Extracted records:
━━━━━━━━━━━━━━━━━━━━━━━━━━━━━━
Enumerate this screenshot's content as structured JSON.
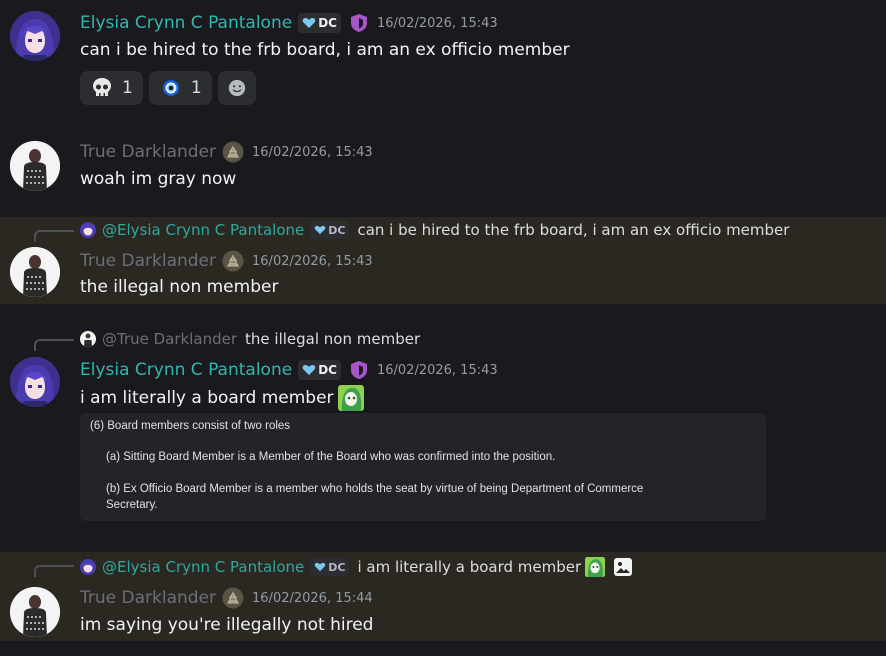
{
  "messages": [
    {
      "author": "Elysia Crynn C Pantalone",
      "tag": "DC",
      "timestamp": "16/02/2026, 15:43",
      "text": "can i be hired to the frb board, i am an ex officio member",
      "reactions": [
        {
          "icon": "skull-emoji",
          "count": "1"
        },
        {
          "icon": "eye-emoji",
          "count": "1"
        }
      ]
    },
    {
      "author": "True Darklander",
      "timestamp": "16/02/2026, 15:43",
      "text": "woah im gray now"
    },
    {
      "reply": {
        "author": "@Elysia Crynn C Pantalone",
        "tag": "DC",
        "text": "can i be hired to the frb board, i am an ex officio member"
      },
      "author": "True Darklander",
      "timestamp": "16/02/2026, 15:43",
      "text": "the illegal non member"
    },
    {
      "reply": {
        "author": "@True Darklander",
        "text": "the illegal non member"
      },
      "author": "Elysia Crynn C Pantalone",
      "tag": "DC",
      "timestamp": "16/02/2026, 15:43",
      "text": "i am literally a board member",
      "image_text": {
        "line1": "(6) Board members consist of two roles",
        "line2": "(a) Sitting Board Member is a Member of the Board who was confirmed into the position.",
        "line3": "(b) Ex Officio Board Member is a member who holds the seat by virtue of being Department of Commerce",
        "line4": "Secretary."
      }
    },
    {
      "reply": {
        "author": "@Elysia Crynn C Pantalone",
        "tag": "DC",
        "text": "i am literally a board member"
      },
      "author": "True Darklander",
      "timestamp": "16/02/2026, 15:44",
      "text": "im saying you're illegally not hired"
    }
  ],
  "colors": {
    "background": "#1a1a1e",
    "highlight": "#2b2822",
    "teal_name": "#2fb8b0",
    "gray_name": "#6d6f78",
    "shield": "#a855c7"
  }
}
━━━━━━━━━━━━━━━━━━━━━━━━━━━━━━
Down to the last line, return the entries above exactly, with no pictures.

OUTPUT FOR THIS EXERCISE:
Enumerate this screenshot's content as structured JSON.
{
  "messages": [
    {
      "author": "Elysia Crynn C Pantalone",
      "tag": "DC",
      "timestamp": "16/02/2026, 15:43",
      "text": "can i be hired to the frb board, i am an ex officio member",
      "reactions": [
        {
          "icon": "skull-emoji",
          "count": "1"
        },
        {
          "icon": "eye-emoji",
          "count": "1"
        }
      ]
    },
    {
      "author": "True Darklander",
      "timestamp": "16/02/2026, 15:43",
      "text": "woah im gray now"
    },
    {
      "reply": {
        "author": "@Elysia Crynn C Pantalone",
        "tag": "DC",
        "text": "can i be hired to the frb board, i am an ex officio member"
      },
      "author": "True Darklander",
      "timestamp": "16/02/2026, 15:43",
      "text": "the illegal non member"
    },
    {
      "reply": {
        "author": "@True Darklander",
        "text": "the illegal non member"
      },
      "author": "Elysia Crynn C Pantalone",
      "tag": "DC",
      "timestamp": "16/02/2026, 15:43",
      "text": "i am literally a board member",
      "image_text": {
        "line1": "(6) Board members consist of two roles",
        "line2": "(a) Sitting Board Member is a Member of the Board who was confirmed into the position.",
        "line3": "(b) Ex Officio Board Member is a member who holds the seat by virtue of being Department of Commerce",
        "line4": "Secretary."
      }
    },
    {
      "reply": {
        "author": "@Elysia Crynn C Pantalone",
        "tag": "DC",
        "text": "i am literally a board member"
      },
      "author": "True Darklander",
      "timestamp": "16/02/2026, 15:44",
      "text": "im saying you're illegally not hired"
    }
  ],
  "colors": {
    "background": "#1a1a1e",
    "highlight": "#2b2822",
    "teal_name": "#2fb8b0",
    "gray_name": "#6d6f78",
    "shield": "#a855c7"
  }
}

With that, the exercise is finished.